In this blog our co-editor, Nic Cheeseman, explores rumours that Sata’s health is failing and the dilemmas the President faces as a result. This piece was initially published on the blog Presidential Power.
As yet unconfirmed reports suggest that at some point around Tuesday 27 May the Zambian President, Michael Sata, collapsed and was immediately flown for emergency treatment in South Africa. At present, the story is being denied by the official presidential spokesman, George Chellah, but it is consistent with reports that the president’s mental and physical health has deteriorated significant in recent months.
Sadly, Zambians are well used to speculation and controversy around the health of the president. The final days of President Levy Mwanawasa were marked by a public debate over his illness, in which opposition parties alleged that he was incapacitated and possibly already dead, while government figures claimed that the president was in fact conscious and in control. Mwanawasa’s untimely death on 19 August 2008 suggests that the opposition was closer to the mark, but the whole episode left a bad taste in the mouth of many Zambians.
One reason that the status of the president is so eagerly watched and ruling parties are so keen to deny clear evidence of the ailments of their leaders is that the Zambian constitution contains an unusual clause that requires a presidential by-election to be held within 90 days of the official declaration of death or incapacity. In the case of Levy Mwanawasa, his Movement for Multiparty Democracy (MMD) party struggled to come to a consensus over his replacement, which created significant challenges for his successor, Rupiah Banda. Although Banda narrowly won the presidential by-election, the MMD lost ground to its main rivals, and was ultimately defeated by Sata and the Patriotic Front (PF) in the 2011 general elections.
There are good reasons for thinking that an unregulated succession battle would cause similar problems for the PF. The internal battle to replace Sata has already begun, and it has become clear that there is no consensus within the party on who should lead it into the next election if Sata is unable to run. In part, this is because there is no ideological cohesion within the PF – it is essentially a collection of individuals who defected from other parties in the hope that Sata’s powerful leadership. Most of the governments MPs are united by little more than their ambition. In the event of a succession contest, this ambition could prove to be divisive as rival leaders battle for top position.
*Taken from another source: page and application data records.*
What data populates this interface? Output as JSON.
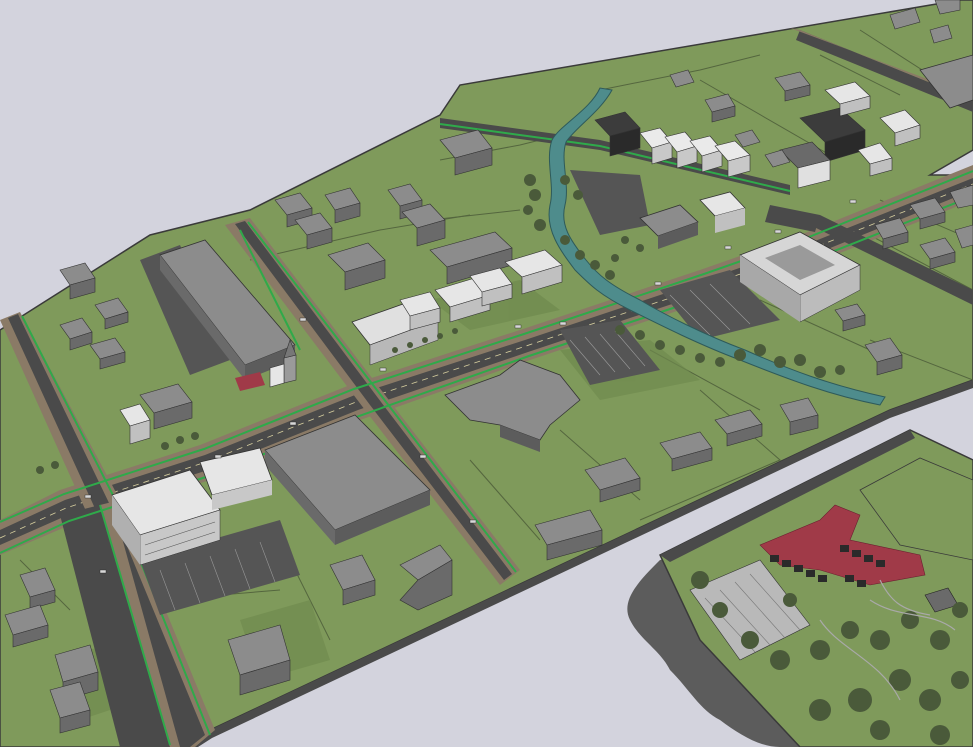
{
  "scene": {
    "kind": "3d-urban-model",
    "colors": {
      "sky": "#d3d3dd",
      "grass": "#7f9a5b",
      "grass_dark": "#6f8a4e",
      "road": "#4a4a4a",
      "sidewalk": "#8a7a66",
      "parking": "#555555",
      "building_gray": "#8c8c8c",
      "building_white": "#e6e6e6",
      "building_dark": "#3c3c3c",
      "roof_dark": "#6a6a6a",
      "water": "#4e8c8c",
      "bike_lane": "#2faa4a",
      "plaza_red": "#a03a48",
      "tree": "#4a5a3a",
      "shadow": "#5c5c5c"
    },
    "features": [
      "main-street",
      "cross-street-center",
      "cross-street-left",
      "creek",
      "bike-lanes",
      "big-box-stores",
      "mixed-use-rowhouses",
      "residential-houses",
      "park-with-plaza",
      "parking-lots"
    ]
  }
}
The uncertainty surrounding the president thus has far-reaching political and economic implications. Evidence of President Sata’s ill-health comes from a number of different sources. In addition to rumours that he had to be brought back to life after collapsing at his residence, his day-to-day behaviour appears to have become more erratic than usual. Known for his “man of action” leadership style, Sata has always been an idiosyncratic and unpredictable politician.
But his recent appearance at a court case in which he is suing the Daily Nation, a privately owned Zambian newspaper, surprised even long-term Zambia watchers. The president is demanding K 500,000 in damages for an article published in on 16 May 2012 which alleged that he ordered the Development Bank of Zambia (DBZ), a government parastatal, to terminate the contract of its lawyers, Vincent Malambo and Company, in order to prevent the DBZ from suing some of his closest allies: Mutembo Nchito and Fred M’membe.
The DBZ had started the action in order to recoup K 14 million that Nchito and M’membe borrowed when they were directors of the now defunct Zambia Airways. Although the High Court sided with the DBZ, the Supreme Court subsequently ordered a re-trial, and the DBZ subsequently fired Malambo and Company, sparking accusations that the president had deliberately lobbied to have the case postponed and the lawyers dropped.
The case provides a fascinating insight into the way that the PF political elite protect and promote their own. Neither M’membe nor Nchito have been punished for their profligacy or the embarrassing fallout from the court cases. Instead, Nchito has been promoted to Director of Public Prosecution, while M’membe remains the editor of The Post Newspaper.
Indeed, rather than allow the incident to fade into the background, Sata has aggressively pursued those who have sought to expose the corruption at the hart of government. Even so, few people expected him to walk into the courtroom on 21 May to press his complaint against the Daily Nation – the newspaper that initially ran the story – in person. In a statement to the Court, the president alleged that the defendants were liars and had made up their story in order to persecute him. Critics of the president have already pointed out that he failed to answer a question about his age correctly. Some have suggested that this is because he wishes to trick Zambians into thinking that he is younger than he is, in case the new constitution – currently being debated – imposes an age-limit of 75 on presidential candidates (Sata is 76). But others have claimed that it is evidence of his growing senility.
However, the president’s surprise appearance may prove to have been a major miscalculation, because he has opened himself up to a cross-examination which defense lawyers have threatened to use to challenge the president’s physical and mental health in order to discredit him as a witness. Sata now finds himself caught between a rock and a hard place. On the one hand, if he appears before the Court, he will be forced to answer embarrassing questions about his health. On other hand, if he fails to show many will interpret it as evidence that the rumours are true and that he had to be flown to South Africa for emergency treatment. Recent reports in the Zambian blogosphere suggest that the Office of the President is well aware of the challenges that the president’s appearance has generated, and is now trying to settle matters out of court.